Here we present the ‘Abstract‘ of the very interesting corresponding paper by Pontus Skoglund1, Helena Malmström, Maanasa Raghavan, Jan Storå, Per Hall, Eske Willerslev, M. Thomas P. Gilbert, Anders Götherström, Mattias Jakobsson.

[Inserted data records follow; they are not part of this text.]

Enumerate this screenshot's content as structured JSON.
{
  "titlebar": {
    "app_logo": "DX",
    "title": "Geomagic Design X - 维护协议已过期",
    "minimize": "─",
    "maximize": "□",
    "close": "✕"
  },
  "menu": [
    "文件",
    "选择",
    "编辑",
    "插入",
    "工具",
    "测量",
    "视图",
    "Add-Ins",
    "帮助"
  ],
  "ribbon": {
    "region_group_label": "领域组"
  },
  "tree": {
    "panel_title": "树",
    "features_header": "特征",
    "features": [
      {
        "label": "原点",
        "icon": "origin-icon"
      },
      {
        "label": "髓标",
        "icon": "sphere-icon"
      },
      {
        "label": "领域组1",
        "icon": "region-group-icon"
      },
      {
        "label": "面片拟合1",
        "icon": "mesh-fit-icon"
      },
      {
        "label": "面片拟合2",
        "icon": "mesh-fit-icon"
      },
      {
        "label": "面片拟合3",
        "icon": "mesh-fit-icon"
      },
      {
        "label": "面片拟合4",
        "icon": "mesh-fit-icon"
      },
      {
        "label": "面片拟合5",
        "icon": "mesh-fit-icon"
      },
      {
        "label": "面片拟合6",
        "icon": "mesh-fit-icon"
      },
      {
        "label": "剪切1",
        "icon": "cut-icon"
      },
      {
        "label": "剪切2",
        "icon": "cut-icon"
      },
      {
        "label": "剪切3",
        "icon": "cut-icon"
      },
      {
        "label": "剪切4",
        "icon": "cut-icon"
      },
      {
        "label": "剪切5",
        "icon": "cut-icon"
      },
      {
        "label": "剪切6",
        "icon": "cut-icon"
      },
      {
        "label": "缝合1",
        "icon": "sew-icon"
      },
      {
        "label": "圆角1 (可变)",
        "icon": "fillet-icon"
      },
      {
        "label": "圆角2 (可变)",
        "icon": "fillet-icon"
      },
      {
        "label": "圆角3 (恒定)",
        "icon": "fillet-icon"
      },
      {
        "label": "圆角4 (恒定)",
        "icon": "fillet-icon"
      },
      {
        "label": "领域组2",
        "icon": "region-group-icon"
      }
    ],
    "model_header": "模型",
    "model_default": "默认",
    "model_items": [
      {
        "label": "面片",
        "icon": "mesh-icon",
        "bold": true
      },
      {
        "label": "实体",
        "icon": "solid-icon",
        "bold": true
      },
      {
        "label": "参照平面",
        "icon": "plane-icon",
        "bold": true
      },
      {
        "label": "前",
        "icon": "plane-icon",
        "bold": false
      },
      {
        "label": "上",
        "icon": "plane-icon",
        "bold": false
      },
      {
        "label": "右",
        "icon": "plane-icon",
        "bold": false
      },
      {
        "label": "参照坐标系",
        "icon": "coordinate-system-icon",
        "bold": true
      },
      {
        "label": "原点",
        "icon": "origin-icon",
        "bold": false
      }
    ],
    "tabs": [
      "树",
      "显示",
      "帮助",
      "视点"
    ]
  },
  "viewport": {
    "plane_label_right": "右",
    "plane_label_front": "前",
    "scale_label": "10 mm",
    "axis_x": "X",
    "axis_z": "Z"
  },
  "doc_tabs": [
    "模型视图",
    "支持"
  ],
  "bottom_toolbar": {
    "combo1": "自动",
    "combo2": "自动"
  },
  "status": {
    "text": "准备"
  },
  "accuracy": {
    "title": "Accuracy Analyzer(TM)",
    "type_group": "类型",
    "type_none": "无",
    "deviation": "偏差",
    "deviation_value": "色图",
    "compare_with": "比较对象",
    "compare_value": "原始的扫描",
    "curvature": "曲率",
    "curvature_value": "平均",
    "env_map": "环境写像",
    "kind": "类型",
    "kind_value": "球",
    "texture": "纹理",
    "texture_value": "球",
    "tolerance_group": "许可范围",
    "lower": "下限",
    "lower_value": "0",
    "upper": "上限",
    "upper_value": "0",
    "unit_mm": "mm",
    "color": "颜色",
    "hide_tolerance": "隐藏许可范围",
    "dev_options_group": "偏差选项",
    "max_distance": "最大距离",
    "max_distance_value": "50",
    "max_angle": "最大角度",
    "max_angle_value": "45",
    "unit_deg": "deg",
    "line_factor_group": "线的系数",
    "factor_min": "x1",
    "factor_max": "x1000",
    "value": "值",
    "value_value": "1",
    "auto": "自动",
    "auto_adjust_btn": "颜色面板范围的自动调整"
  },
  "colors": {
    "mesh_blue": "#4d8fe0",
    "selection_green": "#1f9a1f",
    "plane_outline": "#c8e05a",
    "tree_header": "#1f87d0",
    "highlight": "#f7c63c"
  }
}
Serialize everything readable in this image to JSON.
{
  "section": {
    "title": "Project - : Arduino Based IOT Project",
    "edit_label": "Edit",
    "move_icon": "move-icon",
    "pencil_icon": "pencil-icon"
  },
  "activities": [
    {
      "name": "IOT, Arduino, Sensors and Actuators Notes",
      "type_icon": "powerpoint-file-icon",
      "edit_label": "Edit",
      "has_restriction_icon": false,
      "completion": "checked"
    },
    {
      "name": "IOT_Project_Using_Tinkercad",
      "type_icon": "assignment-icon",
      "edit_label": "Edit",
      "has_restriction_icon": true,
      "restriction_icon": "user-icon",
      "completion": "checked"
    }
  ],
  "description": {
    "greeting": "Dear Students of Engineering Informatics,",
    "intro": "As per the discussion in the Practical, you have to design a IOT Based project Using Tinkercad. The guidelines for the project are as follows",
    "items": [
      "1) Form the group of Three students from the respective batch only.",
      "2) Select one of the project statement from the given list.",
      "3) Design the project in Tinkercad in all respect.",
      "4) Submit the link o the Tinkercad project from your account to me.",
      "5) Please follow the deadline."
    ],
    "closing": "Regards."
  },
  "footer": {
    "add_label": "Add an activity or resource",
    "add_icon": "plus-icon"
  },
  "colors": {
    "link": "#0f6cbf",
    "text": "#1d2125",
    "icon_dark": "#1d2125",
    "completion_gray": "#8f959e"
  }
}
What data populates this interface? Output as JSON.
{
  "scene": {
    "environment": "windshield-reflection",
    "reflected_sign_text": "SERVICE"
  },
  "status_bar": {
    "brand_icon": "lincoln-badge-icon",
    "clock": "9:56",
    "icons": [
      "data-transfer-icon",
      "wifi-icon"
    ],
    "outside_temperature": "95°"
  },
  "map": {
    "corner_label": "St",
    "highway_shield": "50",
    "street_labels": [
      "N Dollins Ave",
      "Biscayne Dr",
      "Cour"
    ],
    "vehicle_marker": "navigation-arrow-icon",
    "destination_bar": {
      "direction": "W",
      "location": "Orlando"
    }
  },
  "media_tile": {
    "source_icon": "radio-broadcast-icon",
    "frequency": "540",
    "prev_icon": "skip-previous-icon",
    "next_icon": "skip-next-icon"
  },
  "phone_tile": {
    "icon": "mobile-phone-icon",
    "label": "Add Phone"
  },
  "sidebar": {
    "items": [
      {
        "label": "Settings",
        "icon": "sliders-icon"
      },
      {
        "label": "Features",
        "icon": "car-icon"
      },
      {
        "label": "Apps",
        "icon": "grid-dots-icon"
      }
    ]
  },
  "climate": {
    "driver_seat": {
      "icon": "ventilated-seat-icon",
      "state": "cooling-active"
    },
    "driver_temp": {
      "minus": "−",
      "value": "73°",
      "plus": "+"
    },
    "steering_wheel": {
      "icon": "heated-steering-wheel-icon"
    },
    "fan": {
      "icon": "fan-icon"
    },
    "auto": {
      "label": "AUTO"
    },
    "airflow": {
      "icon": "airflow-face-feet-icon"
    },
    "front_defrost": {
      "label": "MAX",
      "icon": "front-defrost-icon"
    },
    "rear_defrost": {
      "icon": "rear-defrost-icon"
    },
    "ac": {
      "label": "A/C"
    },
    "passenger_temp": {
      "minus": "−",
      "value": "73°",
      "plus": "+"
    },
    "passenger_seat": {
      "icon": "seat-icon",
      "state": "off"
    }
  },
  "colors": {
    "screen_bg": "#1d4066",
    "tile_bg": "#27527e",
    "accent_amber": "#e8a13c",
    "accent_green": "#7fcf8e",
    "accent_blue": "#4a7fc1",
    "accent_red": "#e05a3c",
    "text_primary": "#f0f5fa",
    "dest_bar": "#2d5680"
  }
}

The farming way of life originated in the Near East some 11,000 years ago and had reached most of the European continent 5000 years later. However, the impact of the agricultural revolution on demography and patterns of genomic variation in Europe remains unknown. We obtained 249 million base pairs of genomic DNA from ~5000-year-old remains of three hunter-gatherers and one farmer excavated in Scandinavia and find that the farmer is genetically most similar to extant southern Europeans, contrasting sharply to the hunter-gatherers, whose distinct genetic signature is most similar to that of extant northern Europeans. Our results suggest that migration from southern Europe catalyzed the spread of agriculture and that admixture in the wake of this expansion eventually shaped the genomic landscape of modern-day Europe.